(PROBLEM DESCRIPTION):
Where a line below holds the string "English", copy that line.

Component data from apps and pages
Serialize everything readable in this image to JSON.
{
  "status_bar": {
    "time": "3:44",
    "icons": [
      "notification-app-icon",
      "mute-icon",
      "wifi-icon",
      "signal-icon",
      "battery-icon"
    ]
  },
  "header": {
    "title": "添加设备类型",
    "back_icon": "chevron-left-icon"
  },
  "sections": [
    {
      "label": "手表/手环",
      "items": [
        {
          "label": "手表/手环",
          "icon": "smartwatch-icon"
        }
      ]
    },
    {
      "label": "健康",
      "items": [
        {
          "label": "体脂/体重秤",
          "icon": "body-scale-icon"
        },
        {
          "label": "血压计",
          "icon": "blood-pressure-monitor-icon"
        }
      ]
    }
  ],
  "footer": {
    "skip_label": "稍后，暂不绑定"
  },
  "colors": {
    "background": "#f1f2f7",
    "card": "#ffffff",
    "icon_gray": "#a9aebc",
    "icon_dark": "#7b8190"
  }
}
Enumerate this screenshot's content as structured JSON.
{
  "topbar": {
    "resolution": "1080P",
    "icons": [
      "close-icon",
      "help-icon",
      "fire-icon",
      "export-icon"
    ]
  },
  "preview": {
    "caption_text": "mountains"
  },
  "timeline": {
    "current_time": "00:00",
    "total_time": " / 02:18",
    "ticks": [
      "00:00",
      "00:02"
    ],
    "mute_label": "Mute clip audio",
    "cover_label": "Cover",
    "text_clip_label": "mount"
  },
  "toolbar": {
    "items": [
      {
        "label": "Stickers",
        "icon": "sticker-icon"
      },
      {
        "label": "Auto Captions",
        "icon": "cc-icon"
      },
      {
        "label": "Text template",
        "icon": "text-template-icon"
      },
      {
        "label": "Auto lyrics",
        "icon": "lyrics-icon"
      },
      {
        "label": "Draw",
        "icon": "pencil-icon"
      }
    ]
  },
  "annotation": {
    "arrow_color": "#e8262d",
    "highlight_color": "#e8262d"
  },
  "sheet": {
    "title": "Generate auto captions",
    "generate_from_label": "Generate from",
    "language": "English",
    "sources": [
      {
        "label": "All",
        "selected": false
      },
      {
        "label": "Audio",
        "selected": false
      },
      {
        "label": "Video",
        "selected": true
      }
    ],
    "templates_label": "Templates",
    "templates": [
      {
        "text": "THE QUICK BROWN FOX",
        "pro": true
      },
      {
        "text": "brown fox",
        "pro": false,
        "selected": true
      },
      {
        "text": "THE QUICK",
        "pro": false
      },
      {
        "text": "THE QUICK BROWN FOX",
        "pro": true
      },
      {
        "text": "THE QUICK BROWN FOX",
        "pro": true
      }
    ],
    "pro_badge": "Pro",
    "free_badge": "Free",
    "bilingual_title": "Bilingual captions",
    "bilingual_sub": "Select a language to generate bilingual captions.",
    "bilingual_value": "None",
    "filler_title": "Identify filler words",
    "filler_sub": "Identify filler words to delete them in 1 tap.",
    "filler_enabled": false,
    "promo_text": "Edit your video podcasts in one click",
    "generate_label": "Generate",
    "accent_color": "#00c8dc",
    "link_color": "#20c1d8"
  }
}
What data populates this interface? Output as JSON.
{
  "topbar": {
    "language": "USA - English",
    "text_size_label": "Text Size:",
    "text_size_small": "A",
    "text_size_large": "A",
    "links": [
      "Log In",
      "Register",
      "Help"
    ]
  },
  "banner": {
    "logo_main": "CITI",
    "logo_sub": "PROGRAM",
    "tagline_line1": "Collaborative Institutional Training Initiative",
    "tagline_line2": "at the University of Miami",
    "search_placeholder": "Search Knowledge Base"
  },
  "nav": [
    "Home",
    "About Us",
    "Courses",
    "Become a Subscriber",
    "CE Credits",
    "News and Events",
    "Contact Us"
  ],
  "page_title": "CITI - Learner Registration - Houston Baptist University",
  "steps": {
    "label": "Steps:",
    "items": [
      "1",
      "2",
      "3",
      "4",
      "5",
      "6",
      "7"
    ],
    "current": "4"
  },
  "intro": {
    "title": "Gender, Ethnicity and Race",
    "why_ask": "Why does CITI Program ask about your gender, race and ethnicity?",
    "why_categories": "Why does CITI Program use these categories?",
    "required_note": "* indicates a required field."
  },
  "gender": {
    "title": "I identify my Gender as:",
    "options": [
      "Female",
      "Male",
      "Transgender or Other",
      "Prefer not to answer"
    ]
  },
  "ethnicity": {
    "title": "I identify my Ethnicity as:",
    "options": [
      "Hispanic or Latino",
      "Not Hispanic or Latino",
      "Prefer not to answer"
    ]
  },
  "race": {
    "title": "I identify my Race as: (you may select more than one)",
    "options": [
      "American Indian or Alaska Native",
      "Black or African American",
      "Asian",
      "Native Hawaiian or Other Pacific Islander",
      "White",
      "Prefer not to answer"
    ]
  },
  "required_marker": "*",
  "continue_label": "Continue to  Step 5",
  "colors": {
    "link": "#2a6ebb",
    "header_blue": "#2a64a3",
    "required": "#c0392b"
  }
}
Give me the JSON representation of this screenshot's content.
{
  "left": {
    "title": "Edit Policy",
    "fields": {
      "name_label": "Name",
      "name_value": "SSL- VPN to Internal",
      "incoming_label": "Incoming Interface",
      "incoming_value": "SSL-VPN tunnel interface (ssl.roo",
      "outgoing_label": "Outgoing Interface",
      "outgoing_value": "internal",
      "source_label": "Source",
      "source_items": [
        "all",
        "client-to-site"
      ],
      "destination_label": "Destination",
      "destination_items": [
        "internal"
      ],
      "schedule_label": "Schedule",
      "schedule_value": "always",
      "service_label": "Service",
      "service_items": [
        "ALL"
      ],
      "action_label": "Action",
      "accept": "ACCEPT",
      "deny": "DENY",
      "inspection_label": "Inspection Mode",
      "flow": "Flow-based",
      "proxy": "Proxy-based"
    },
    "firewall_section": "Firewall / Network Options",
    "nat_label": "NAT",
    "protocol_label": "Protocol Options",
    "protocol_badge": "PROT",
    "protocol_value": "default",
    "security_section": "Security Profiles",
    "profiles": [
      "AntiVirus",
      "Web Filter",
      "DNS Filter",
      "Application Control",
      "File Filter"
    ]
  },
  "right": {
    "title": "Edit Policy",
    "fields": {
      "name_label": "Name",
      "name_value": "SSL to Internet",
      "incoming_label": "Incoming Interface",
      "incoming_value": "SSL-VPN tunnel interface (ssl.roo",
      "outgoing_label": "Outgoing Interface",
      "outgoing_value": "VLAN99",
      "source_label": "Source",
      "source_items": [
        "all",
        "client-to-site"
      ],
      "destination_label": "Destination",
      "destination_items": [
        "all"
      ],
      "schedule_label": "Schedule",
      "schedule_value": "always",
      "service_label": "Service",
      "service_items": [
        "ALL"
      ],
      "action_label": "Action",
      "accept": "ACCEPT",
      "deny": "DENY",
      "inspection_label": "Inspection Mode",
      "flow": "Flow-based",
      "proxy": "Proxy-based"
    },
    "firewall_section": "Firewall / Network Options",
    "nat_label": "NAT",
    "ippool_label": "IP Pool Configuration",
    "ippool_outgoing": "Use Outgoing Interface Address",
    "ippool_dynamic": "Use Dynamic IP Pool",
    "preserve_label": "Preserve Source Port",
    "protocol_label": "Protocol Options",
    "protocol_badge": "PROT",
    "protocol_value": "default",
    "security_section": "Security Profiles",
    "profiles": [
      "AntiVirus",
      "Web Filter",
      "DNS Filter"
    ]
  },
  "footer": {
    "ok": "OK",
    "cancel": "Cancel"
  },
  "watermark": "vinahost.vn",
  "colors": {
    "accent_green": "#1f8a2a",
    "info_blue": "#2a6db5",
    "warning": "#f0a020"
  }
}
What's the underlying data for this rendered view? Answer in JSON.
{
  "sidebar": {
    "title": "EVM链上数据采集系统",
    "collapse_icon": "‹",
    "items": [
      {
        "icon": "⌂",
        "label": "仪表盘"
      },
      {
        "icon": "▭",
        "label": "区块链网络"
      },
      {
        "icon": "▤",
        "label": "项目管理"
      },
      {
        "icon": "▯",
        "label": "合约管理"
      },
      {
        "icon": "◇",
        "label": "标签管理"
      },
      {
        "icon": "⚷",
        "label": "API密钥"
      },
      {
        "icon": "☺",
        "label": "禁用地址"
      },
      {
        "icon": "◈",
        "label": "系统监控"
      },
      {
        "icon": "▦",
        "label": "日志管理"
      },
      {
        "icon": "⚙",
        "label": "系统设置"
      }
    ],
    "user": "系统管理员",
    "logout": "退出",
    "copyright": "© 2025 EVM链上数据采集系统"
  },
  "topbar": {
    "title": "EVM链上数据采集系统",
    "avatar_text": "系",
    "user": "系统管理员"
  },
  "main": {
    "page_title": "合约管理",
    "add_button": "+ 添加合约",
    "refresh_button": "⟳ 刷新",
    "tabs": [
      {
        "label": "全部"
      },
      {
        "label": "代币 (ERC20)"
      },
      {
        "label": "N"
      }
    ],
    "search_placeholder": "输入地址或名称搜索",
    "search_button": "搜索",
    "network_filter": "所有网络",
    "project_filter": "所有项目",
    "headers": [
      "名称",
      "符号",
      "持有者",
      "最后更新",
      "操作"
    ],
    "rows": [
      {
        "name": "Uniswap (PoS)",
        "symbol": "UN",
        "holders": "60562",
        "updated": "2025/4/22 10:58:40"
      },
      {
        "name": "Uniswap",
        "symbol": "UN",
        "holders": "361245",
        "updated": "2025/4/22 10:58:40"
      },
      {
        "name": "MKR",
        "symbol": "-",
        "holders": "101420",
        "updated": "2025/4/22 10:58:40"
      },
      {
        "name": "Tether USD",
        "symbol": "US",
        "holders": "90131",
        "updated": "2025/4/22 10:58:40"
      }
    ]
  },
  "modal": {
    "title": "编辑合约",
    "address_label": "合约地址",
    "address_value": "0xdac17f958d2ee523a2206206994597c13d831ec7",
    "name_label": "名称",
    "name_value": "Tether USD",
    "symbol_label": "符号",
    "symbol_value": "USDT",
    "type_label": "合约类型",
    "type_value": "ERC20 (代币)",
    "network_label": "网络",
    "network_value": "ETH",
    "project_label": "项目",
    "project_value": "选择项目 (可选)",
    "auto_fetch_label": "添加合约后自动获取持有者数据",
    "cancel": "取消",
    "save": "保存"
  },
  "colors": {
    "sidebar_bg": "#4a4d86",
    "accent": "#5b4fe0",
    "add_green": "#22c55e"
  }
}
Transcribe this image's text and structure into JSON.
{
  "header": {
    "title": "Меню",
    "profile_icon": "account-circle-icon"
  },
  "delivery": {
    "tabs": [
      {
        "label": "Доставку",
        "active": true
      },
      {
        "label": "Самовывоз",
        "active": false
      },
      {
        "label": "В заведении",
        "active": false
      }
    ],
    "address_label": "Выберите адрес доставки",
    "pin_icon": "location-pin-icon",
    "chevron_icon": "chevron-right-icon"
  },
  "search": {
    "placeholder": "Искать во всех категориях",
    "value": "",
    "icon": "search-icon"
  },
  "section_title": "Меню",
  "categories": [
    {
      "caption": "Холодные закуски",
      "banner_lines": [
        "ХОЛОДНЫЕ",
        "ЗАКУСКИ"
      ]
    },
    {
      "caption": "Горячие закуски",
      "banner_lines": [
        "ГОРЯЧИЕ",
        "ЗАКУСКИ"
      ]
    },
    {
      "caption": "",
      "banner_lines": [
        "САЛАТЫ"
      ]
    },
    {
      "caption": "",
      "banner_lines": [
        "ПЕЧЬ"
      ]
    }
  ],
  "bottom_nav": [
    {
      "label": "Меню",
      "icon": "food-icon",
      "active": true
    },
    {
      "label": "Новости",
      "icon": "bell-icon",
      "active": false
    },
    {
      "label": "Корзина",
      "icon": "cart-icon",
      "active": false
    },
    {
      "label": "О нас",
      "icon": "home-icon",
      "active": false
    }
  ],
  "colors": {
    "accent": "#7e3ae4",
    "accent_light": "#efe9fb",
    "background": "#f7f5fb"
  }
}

(OUTPUT OF THE TASK):
    "language": "English",
    "language": "USA - English",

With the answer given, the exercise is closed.